Modest growth following slow start to 2018

Here’s what RBC Economics sees for the economy
Steve Randall

The start of 2018 was lacklustre for the Canadian economy but things should improve for the remainder of the year.

That’s the key message from the latest outlook from RBC Economics which calls for 2% GDP growth for the year, far lower than the 3% seen in 2017, and dipping to 1.8% in 2019.

"Our baseline view is that Canada's economy will grow at a mildly faster clip in the remaining quarters of 2018," said Craig Wright, Senior Vice-President and Chief Economist, RBC. "Financial conditions remain solid and the labour market is healthy. Wage growth continues to accelerate and it will blunt the impact that rising interest rates will have on household debt service costs."

Provincial growth is also likely to be slower with Ontario and Quebec seeing increases in GDP in line with the national gain.

Tariff impact on steel low so far
Wright and the team say that the impact of US tariffs imposed on Canada’s steel and aluminum industries has been limited so far, as these industries account for only 0.5% of Canada’s GDP and jobs.

Assuming there aren’t any further increases in tariffs this year, RBC Economics says that business spending should grow 6.3%. Businesses appear optimistic on spending despite ongoing NAFTA uncertainty.

Business fixed investment grew at a 10.9% annualized rate in the first quarter of 2018.

Loonie to hold steady depending on Trump
The outlook for the Canadian dollar is for it to remain in the current trading range of around 77 cents to the US dollar, however further protectionist policies from the Trump administration could negatively impact the loonie.

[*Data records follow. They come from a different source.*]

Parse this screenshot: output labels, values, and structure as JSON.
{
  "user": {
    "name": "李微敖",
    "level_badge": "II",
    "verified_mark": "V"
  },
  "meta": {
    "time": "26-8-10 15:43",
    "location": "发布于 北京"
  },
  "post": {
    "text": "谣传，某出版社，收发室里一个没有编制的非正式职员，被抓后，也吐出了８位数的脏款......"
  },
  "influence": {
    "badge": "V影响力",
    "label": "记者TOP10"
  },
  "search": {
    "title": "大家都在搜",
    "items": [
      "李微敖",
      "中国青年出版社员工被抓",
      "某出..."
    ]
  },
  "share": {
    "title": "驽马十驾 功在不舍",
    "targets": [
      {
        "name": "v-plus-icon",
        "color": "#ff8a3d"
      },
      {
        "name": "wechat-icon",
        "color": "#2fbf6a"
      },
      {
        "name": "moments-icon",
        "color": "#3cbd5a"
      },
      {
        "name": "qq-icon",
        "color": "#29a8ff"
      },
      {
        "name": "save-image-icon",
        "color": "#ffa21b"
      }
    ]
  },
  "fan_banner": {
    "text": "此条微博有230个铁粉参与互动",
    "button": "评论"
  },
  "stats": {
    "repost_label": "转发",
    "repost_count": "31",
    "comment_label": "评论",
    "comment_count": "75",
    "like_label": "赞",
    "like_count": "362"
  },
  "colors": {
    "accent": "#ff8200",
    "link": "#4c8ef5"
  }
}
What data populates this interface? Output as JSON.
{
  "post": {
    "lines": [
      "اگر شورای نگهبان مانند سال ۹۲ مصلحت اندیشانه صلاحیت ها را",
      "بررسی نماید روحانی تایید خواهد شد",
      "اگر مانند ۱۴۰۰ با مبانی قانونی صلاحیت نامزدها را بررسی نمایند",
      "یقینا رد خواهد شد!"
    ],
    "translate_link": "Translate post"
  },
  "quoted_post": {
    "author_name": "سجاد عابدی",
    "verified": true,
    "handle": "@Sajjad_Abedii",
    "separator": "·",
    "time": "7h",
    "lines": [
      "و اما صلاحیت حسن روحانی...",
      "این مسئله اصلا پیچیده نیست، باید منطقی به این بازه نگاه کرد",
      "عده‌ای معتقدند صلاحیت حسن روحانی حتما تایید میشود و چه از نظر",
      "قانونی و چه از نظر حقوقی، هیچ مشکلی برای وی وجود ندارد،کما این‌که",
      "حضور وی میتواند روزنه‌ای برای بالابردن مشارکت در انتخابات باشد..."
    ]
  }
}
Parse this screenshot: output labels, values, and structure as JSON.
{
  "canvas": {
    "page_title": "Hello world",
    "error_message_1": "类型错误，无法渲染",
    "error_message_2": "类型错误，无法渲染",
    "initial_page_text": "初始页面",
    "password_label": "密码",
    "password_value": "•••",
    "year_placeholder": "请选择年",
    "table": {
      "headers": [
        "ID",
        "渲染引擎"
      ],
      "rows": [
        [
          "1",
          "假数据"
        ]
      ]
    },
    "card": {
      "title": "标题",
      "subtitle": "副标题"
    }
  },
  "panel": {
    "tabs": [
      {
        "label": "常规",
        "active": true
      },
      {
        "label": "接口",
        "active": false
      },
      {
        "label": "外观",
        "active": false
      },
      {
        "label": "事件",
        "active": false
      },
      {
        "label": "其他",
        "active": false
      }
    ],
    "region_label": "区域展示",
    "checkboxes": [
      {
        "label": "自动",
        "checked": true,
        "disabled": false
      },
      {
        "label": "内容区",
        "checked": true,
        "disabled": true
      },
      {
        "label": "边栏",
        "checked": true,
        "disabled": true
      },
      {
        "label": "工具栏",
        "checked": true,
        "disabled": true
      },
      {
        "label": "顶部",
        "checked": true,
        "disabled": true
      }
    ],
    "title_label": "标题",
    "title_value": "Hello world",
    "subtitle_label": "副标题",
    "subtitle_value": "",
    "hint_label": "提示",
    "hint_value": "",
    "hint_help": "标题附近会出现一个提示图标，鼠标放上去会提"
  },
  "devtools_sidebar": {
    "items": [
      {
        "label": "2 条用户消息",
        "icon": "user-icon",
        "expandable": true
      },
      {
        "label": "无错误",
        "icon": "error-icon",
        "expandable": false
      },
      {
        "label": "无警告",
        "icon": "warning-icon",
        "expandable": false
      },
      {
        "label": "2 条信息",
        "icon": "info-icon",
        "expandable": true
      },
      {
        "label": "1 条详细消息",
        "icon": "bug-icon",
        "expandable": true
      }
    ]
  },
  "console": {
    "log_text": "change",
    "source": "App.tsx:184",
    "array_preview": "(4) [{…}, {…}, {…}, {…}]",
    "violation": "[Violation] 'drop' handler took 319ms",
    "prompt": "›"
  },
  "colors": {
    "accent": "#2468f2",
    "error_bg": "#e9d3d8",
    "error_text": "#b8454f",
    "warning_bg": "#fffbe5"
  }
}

RBC Economics is forecasting a 2.9% growth in GDP for the US, outpacing the 2.3% of 2017; the global economy is forecast to expand by 3.9%.